[[ DATA LISTING open ]]

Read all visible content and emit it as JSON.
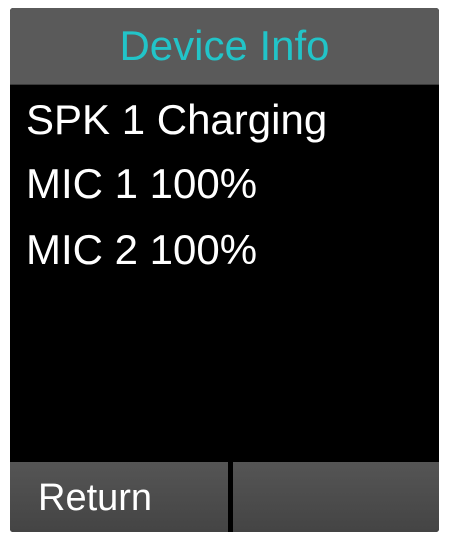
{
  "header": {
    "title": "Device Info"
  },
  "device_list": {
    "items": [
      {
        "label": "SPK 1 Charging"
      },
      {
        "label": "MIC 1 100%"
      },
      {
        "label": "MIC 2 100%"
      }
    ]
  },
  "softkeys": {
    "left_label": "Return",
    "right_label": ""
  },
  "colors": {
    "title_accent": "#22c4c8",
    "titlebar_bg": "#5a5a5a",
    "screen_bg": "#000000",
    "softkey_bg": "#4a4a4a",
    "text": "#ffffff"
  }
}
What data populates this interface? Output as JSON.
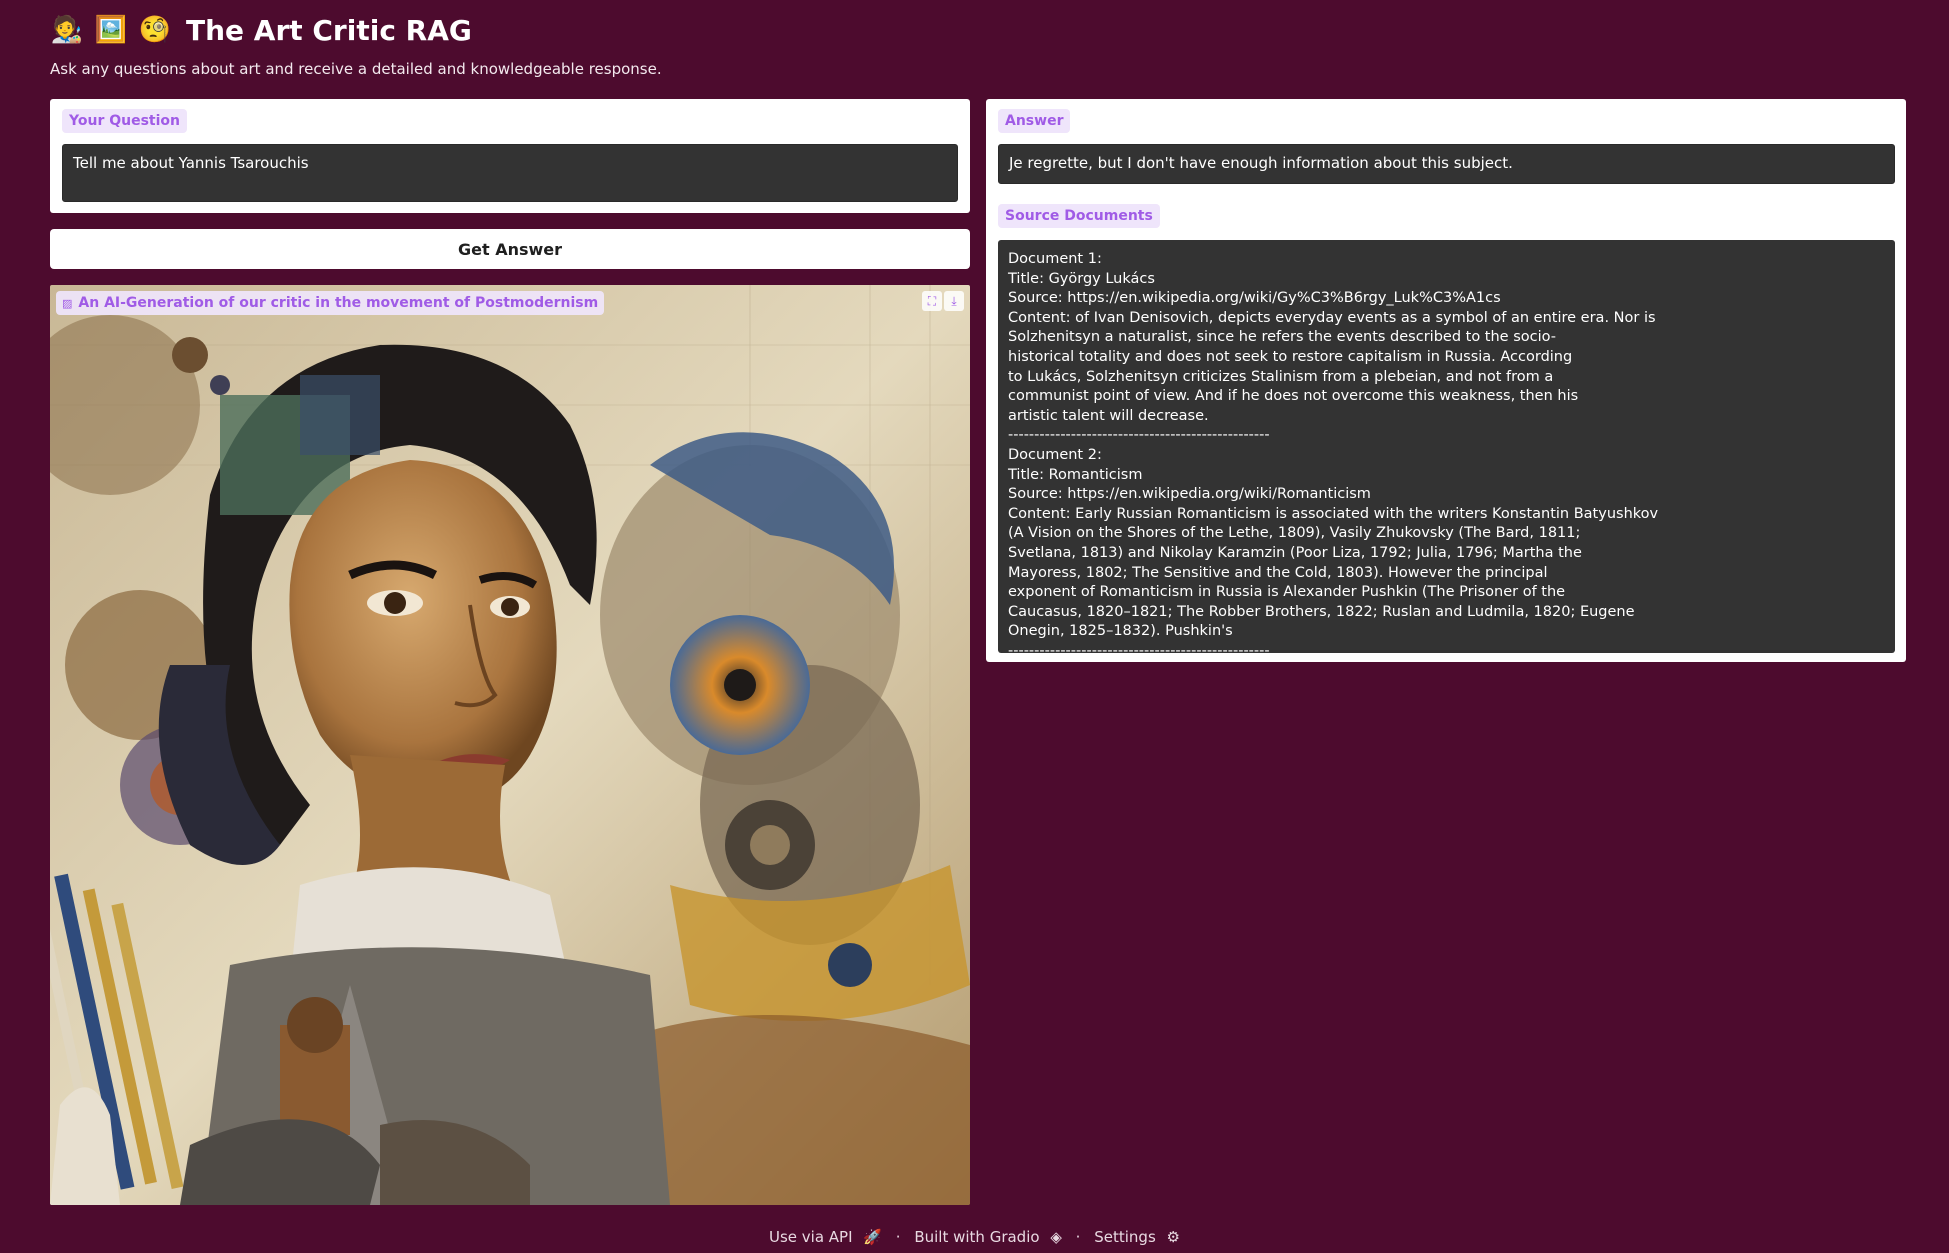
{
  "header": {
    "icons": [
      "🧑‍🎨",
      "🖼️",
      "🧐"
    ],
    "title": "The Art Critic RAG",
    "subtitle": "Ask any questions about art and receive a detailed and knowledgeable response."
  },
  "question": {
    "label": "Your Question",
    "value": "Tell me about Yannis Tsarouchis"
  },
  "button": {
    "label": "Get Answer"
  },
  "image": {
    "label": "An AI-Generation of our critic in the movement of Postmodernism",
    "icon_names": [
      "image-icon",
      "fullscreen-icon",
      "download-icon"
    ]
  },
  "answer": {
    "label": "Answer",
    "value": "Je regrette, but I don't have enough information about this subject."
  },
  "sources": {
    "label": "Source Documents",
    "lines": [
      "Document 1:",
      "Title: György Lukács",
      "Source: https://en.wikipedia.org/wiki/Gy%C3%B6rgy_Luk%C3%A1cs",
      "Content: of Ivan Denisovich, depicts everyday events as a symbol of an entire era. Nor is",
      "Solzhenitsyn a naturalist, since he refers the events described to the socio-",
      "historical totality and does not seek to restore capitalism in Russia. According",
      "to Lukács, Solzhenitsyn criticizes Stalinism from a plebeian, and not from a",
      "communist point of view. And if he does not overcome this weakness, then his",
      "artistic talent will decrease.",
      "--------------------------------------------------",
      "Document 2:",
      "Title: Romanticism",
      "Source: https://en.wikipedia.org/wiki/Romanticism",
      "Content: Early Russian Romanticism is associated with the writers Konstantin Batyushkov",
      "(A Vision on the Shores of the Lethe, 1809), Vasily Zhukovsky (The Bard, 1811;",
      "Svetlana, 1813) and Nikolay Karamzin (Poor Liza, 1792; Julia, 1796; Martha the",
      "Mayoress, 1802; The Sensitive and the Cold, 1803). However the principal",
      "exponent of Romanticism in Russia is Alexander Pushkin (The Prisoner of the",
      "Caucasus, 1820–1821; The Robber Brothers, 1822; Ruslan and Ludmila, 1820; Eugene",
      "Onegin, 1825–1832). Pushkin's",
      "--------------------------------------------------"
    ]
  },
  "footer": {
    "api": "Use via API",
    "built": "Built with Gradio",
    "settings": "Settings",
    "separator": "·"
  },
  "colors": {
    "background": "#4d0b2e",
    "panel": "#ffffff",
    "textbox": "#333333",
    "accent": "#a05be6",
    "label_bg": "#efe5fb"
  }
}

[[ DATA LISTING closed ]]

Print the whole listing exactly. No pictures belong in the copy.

Read all visible content and emit it as JSON.
{
  "header": {
    "title": "Device Info"
  },
  "device_list": {
    "items": [
      {
        "label": "SPK 1 Charging"
      },
      {
        "label": "MIC 1 100%"
      },
      {
        "label": "MIC 2 100%"
      }
    ]
  },
  "softkeys": {
    "left_label": "Return",
    "right_label": ""
  },
  "colors": {
    "title_accent": "#22c4c8",
    "titlebar_bg": "#5a5a5a",
    "screen_bg": "#000000",
    "softkey_bg": "#4a4a4a",
    "text": "#ffffff"
  }
}
What data populates this interface? Output as JSON.
{
  "header": {
    "icons": [
      "🧑‍🎨",
      "🖼️",
      "🧐"
    ],
    "title": "The Art Critic RAG",
    "subtitle": "Ask any questions about art and receive a detailed and knowledgeable response."
  },
  "question": {
    "label": "Your Question",
    "value": "Tell me about Yannis Tsarouchis"
  },
  "button": {
    "label": "Get Answer"
  },
  "image": {
    "label": "An AI-Generation of our critic in the movement of Postmodernism",
    "icon_names": [
      "image-icon",
      "fullscreen-icon",
      "download-icon"
    ]
  },
  "answer": {
    "label": "Answer",
    "value": "Je regrette, but I don't have enough information about this subject."
  },
  "sources": {
    "label": "Source Documents",
    "lines": [
      "Document 1:",
      "Title: György Lukács",
      "Source: https://en.wikipedia.org/wiki/Gy%C3%B6rgy_Luk%C3%A1cs",
      "Content: of Ivan Denisovich, depicts everyday events as a symbol of an entire era. Nor is",
      "Solzhenitsyn a naturalist, since he refers the events described to the socio-",
      "historical totality and does not seek to restore capitalism in Russia. According",
      "to Lukács, Solzhenitsyn criticizes Stalinism from a plebeian, and not from a",
      "communist point of view. And if he does not overcome this weakness, then his",
      "artistic talent will decrease.",
      "--------------------------------------------------",
      "Document 2:",
      "Title: Romanticism",
      "Source: https://en.wikipedia.org/wiki/Romanticism",
      "Content: Early Russian Romanticism is associated with the writers Konstantin Batyushkov",
      "(A Vision on the Shores of the Lethe, 1809), Vasily Zhukovsky (The Bard, 1811;",
      "Svetlana, 1813) and Nikolay Karamzin (Poor Liza, 1792; Julia, 1796; Martha the",
      "Mayoress, 1802; The Sensitive and the Cold, 1803). However the principal",
      "exponent of Romanticism in Russia is Alexander Pushkin (The Prisoner of the",
      "Caucasus, 1820–1821; The Robber Brothers, 1822; Ruslan and Ludmila, 1820; Eugene",
      "Onegin, 1825–1832). Pushkin's",
      "--------------------------------------------------"
    ]
  },
  "footer": {
    "api": "Use via API",
    "built": "Built with Gradio",
    "settings": "Settings",
    "separator": "·"
  },
  "colors": {
    "background": "#4d0b2e",
    "panel": "#ffffff",
    "textbox": "#333333",
    "accent": "#a05be6",
    "label_bg": "#efe5fb"
  }
}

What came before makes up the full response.